Lendl bought the property in the late 1980s for about $4.2 million, then spared no expense building a lavish Georgian Colonial -- style manor house, according to Variety.
Lendl and his wife, Samantha, have five daughters, and they spent quite a few years growing up there, developing into golf and equestrian phenoms. Now that his youngest daughter is 18 and Lendl has publicly committed to working with Murray for at least 20 weeks per year, perhaps he and Samantha will be spending more time in their home in Vero Beach, FL.
There's no doubt they'll miss driving down a tree-lined lane, through meadows and pastures, to reach the entrance to their 25,000-square-foot mansion with 10 bedrooms,12 bathrooms, and three half-baths. The grand rooms, including a ballroom-size living room, feature polished wood plank floors, ornate custom molding and wainscoting, crystal chandeliers, and raised paneling.

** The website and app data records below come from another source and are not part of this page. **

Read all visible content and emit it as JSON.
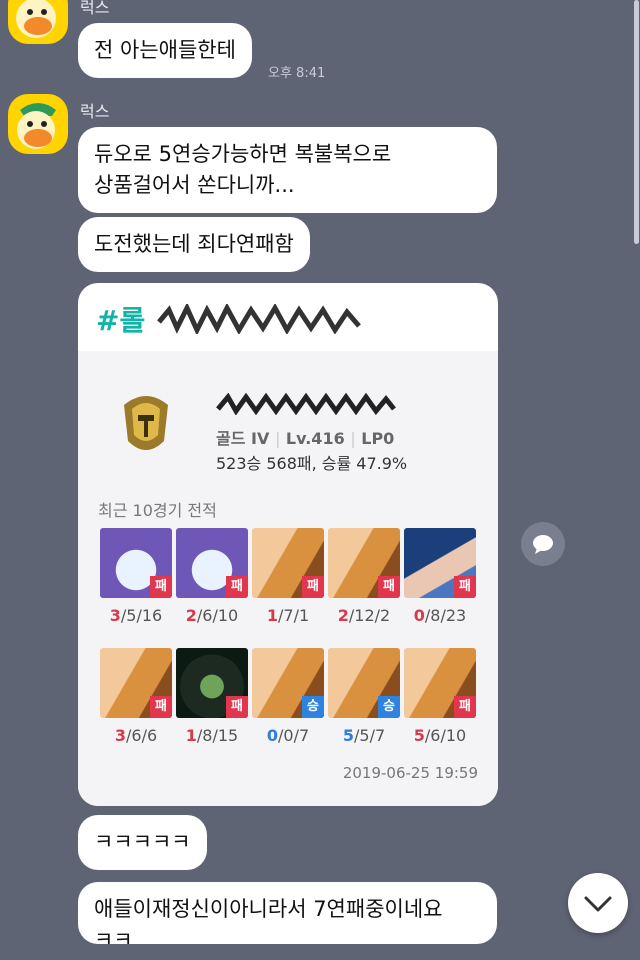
{
  "messages": [
    {
      "sender": "럭스",
      "text": "전 아는애들한테",
      "time": "오후 8:41"
    },
    {
      "sender": "럭스",
      "text": "듀오로 5연승가능하면 복불복으로\n상품걸어서 쏜다니까..."
    },
    {
      "text": "도전했는데 죄다연패함"
    },
    {
      "text": "ㅋㅋㅋㅋㅋ"
    },
    {
      "text": "애들이재정신이아니라서 7연패중이네요\nㅋㅋ"
    }
  ],
  "card": {
    "hashtag": "#롤",
    "rank": "골드 IV",
    "level": "Lv.416",
    "lp": "LP0",
    "separator": "|",
    "record": "523승 568패, 승률 47.9%",
    "recent_label": "최근 10경기 전적",
    "date": "2019-06-25 19:59",
    "colors": {
      "lose": "#e0374e",
      "win": "#2f82de",
      "hashtag": "#12b3a8"
    },
    "matches": [
      {
        "result": "패",
        "k": "3",
        "rest": "/5/16",
        "win": false,
        "champion_icon": "yuumi-portrait"
      },
      {
        "result": "패",
        "k": "2",
        "rest": "/6/10",
        "win": false,
        "champion_icon": "yuumi-portrait"
      },
      {
        "result": "패",
        "k": "1",
        "rest": "/7/1",
        "win": false,
        "champion_icon": "lux-portrait"
      },
      {
        "result": "패",
        "k": "2",
        "rest": "/12/2",
        "win": false,
        "champion_icon": "lux-portrait"
      },
      {
        "result": "패",
        "k": "0",
        "rest": "/8/23",
        "win": false,
        "champion_icon": "blue-hair-champion-portrait"
      },
      {
        "result": "패",
        "k": "3",
        "rest": "/6/6",
        "win": false,
        "champion_icon": "lux-portrait"
      },
      {
        "result": "패",
        "k": "1",
        "rest": "/8/15",
        "win": false,
        "champion_icon": "dark-champion-portrait"
      },
      {
        "result": "승",
        "k": "0",
        "rest": "/0/7",
        "win": true,
        "champion_icon": "lux-portrait"
      },
      {
        "result": "승",
        "k": "5",
        "rest": "/5/7",
        "win": true,
        "champion_icon": "lux-portrait"
      },
      {
        "result": "패",
        "k": "5",
        "rest": "/6/10",
        "win": false,
        "champion_icon": "lux-portrait"
      }
    ]
  },
  "icons": {
    "avatar": "duck-avatar-icon",
    "side": "chat-bubble-icon",
    "scroll": "chevron-down-icon"
  }
}
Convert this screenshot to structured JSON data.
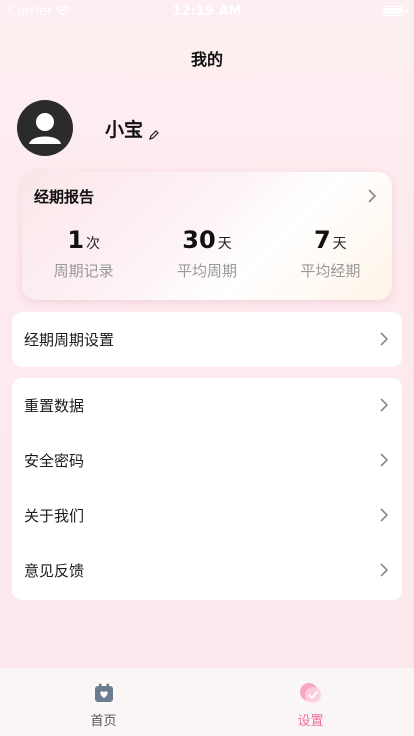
{
  "status_bar": {
    "carrier": "Carrier",
    "time": "12:19 AM"
  },
  "nav": {
    "title": "我的"
  },
  "profile": {
    "name": "小宝"
  },
  "report": {
    "title": "经期报告",
    "stats": [
      {
        "value": "1",
        "unit": "次",
        "label": "周期记录"
      },
      {
        "value": "30",
        "unit": "天",
        "label": "平均周期"
      },
      {
        "value": "7",
        "unit": "天",
        "label": "平均经期"
      }
    ]
  },
  "menu_group_1": [
    {
      "label": "经期周期设置"
    }
  ],
  "menu_group_2": [
    {
      "label": "重置数据"
    },
    {
      "label": "安全密码"
    },
    {
      "label": "关于我们"
    },
    {
      "label": "意见反馈"
    }
  ],
  "tabbar": {
    "tabs": [
      {
        "label": "首页",
        "icon": "calendar-heart-icon",
        "active": false
      },
      {
        "label": "设置",
        "icon": "settings-icon",
        "active": true
      }
    ]
  },
  "colors": {
    "accent": "#f36f9a",
    "background": "#fdeff1",
    "inactive_tab": "#555555"
  }
}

Of course, no professional athlete oasis would be complete without a stellar gymnasium, basketball and tennis courts, indoor and outdoor pools, an exercise room, and a steam room. There are also professional equestrian facilities, including stables, a barn, a paddock, and pastures, and a sizable kennel for dogs.
To give you an idea of the off-court competition Lendl faces, there's another grand estate for sale on 5 1/2 Mile Road. It includes over 1,000 acres, apple orchards, and an exquisite Tuscan-style villa. It's listed for $19,817,000.
Lendl, 56, is originally from Czechoslovakia, but is now a U.S. citizen. During the 1980s and into the early '90s, he dominated the world tennis scene, playing and beating greats of the day, including John McEnroe, Bjorn Borg, and Jimmy Connors. After retiring in 1994, Lendl dedicated himself to raising his family, charity work, and golf.
At the end of 2011, Lendl began coaching Murray, guiding him to his first two Grand Slam victories. In 2014, the same year he put his estate on the market, Lendl took a break from coaching the Scot, but started up again in 2016, just in time to lead Murray to his second Wimbledon title and a recent Olympic gold medal.